■ **INSTRUCTIONS FOR THE TASK**
Copy each line containing the word "base" from the records that follow, please.
───── RECORDS PROVIDED ─────
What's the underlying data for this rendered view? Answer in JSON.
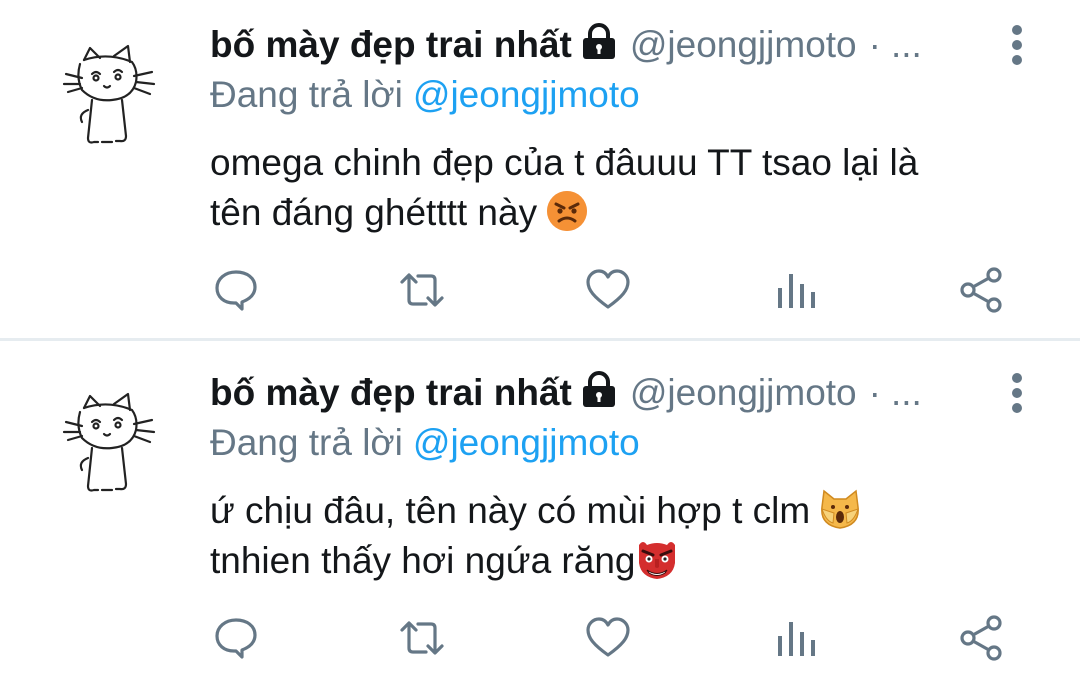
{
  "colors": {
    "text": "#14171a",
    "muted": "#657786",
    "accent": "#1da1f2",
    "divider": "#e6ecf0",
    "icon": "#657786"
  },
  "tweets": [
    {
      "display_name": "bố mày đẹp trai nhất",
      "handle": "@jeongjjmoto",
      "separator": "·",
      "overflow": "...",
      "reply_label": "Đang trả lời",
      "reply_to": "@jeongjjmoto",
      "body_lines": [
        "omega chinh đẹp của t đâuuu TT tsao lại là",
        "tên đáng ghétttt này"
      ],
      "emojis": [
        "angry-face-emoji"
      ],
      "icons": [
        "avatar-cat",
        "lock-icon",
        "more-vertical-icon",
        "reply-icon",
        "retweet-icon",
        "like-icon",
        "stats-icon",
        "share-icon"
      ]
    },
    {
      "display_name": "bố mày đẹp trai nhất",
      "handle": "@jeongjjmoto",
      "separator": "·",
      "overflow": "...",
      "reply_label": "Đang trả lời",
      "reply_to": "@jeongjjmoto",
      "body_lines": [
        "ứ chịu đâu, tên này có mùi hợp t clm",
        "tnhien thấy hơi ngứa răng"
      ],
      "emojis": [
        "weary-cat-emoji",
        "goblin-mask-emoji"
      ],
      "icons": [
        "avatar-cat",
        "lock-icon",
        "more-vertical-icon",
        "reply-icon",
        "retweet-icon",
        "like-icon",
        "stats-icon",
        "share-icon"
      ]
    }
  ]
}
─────
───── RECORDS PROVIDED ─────
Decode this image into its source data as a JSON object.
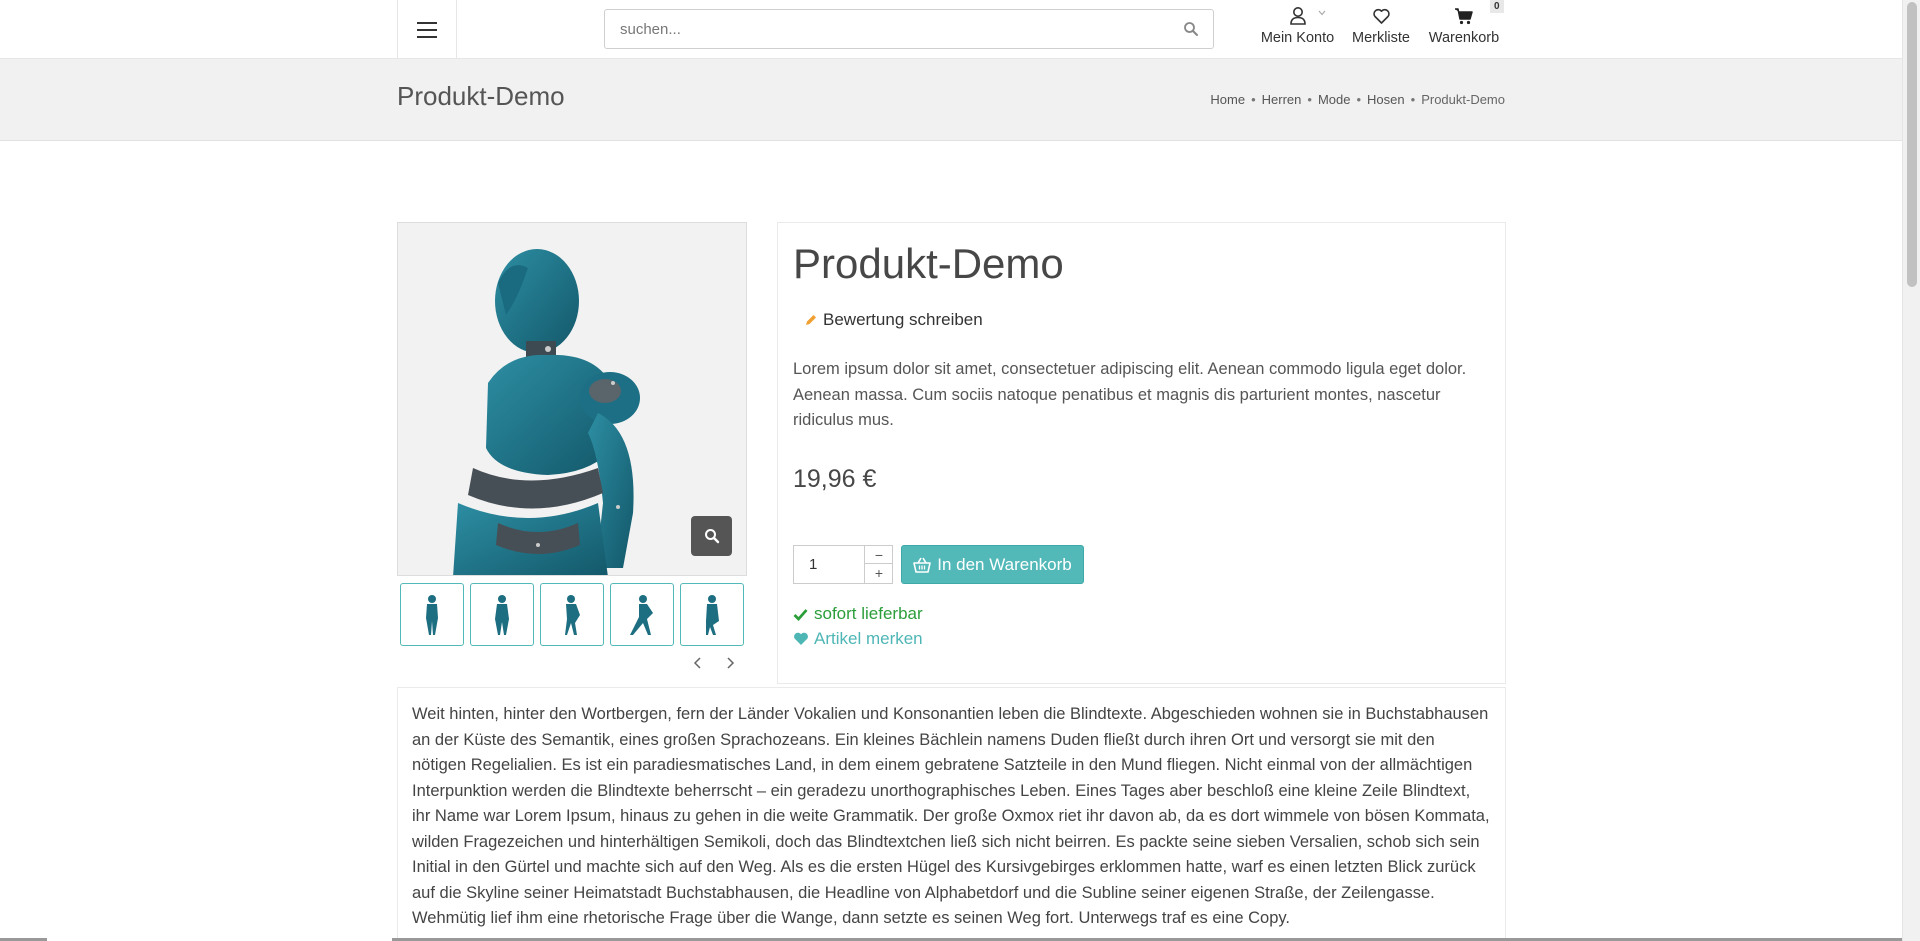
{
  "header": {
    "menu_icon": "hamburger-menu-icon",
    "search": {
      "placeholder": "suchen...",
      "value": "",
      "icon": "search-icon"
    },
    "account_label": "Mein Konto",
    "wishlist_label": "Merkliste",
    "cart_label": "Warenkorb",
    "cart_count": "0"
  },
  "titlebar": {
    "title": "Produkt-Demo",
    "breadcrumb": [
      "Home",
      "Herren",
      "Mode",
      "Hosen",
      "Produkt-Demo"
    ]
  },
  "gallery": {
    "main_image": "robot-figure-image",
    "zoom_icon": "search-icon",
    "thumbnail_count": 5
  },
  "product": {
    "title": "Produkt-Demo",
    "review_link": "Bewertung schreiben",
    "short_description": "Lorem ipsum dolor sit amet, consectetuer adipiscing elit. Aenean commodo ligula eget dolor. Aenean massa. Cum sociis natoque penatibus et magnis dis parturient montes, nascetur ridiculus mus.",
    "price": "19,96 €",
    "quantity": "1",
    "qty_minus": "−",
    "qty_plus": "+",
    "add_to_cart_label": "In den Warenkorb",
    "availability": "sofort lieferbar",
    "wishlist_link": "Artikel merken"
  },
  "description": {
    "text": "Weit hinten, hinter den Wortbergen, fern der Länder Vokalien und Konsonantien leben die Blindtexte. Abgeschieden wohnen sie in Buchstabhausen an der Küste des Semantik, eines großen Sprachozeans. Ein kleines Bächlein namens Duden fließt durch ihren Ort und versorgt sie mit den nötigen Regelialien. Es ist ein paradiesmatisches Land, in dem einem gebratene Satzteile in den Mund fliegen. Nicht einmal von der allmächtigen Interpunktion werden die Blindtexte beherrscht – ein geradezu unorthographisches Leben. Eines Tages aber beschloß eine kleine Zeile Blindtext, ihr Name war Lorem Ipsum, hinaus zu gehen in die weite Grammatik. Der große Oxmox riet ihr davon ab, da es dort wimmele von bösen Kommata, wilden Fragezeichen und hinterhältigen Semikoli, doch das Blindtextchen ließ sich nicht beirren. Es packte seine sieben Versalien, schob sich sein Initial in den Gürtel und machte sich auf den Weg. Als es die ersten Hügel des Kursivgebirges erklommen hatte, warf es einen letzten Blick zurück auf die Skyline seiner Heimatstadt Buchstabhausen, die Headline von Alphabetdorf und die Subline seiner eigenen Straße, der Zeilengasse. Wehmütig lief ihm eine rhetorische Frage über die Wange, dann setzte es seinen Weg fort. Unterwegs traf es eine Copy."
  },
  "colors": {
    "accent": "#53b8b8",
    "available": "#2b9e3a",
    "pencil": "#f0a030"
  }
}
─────
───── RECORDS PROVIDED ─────
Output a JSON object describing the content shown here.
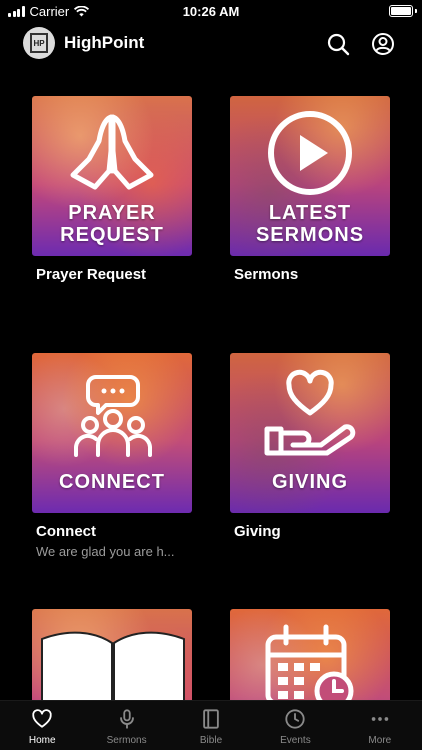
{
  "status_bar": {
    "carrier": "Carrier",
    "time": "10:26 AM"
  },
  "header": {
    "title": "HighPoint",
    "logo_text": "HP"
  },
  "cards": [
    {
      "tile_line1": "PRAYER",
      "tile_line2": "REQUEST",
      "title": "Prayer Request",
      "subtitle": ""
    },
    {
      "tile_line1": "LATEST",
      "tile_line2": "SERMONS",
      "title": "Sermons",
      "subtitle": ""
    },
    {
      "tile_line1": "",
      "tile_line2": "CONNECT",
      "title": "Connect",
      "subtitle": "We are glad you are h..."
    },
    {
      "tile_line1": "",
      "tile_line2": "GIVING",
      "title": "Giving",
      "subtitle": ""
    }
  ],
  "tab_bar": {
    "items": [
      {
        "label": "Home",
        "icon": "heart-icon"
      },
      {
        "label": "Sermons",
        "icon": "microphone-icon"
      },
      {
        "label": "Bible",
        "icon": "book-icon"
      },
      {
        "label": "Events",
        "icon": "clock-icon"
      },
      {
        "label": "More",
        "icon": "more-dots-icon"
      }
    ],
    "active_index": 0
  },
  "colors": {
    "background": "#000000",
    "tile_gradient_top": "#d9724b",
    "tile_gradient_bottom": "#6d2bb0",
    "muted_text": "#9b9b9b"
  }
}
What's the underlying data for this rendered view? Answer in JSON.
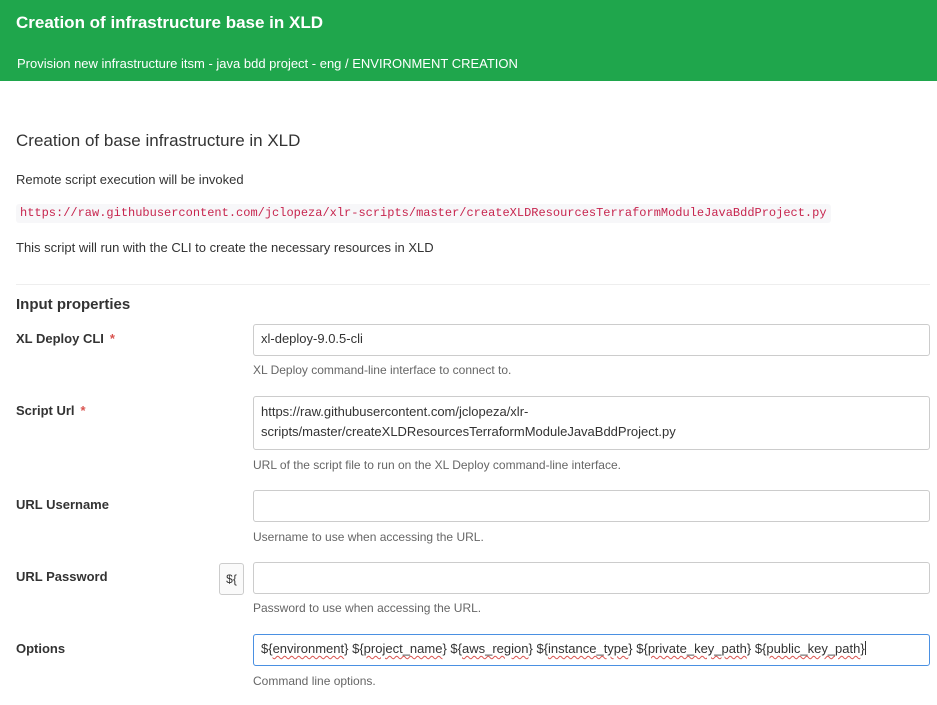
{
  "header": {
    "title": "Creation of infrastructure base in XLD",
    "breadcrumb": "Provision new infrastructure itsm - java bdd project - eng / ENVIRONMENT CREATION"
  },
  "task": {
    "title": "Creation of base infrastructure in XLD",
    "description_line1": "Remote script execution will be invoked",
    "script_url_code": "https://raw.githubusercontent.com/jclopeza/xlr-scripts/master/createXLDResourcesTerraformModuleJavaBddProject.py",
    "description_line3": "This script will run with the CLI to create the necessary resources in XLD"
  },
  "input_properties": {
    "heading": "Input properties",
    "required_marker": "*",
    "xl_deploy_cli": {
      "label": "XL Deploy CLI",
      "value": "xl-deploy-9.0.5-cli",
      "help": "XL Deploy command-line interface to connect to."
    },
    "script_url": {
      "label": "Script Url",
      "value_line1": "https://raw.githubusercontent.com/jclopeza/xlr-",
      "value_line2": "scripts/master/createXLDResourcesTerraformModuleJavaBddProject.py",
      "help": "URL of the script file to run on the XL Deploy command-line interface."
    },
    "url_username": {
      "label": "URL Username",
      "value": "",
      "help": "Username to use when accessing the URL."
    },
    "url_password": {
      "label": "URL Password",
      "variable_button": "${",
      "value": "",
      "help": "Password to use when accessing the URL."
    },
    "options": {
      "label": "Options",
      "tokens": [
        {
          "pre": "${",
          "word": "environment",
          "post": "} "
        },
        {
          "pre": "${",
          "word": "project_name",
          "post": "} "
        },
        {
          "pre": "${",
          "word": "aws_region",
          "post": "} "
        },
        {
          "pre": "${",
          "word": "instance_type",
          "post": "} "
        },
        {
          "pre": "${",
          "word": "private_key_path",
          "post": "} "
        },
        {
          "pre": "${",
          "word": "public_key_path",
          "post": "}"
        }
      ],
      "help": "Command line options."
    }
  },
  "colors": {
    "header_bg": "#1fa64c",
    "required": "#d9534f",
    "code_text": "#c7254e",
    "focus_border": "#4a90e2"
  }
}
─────
■ **SOLVED PROBLEM**
    "title": "Creation of infrastructure base in XLD",
    "title": "Creation of base infrastructure in XLD",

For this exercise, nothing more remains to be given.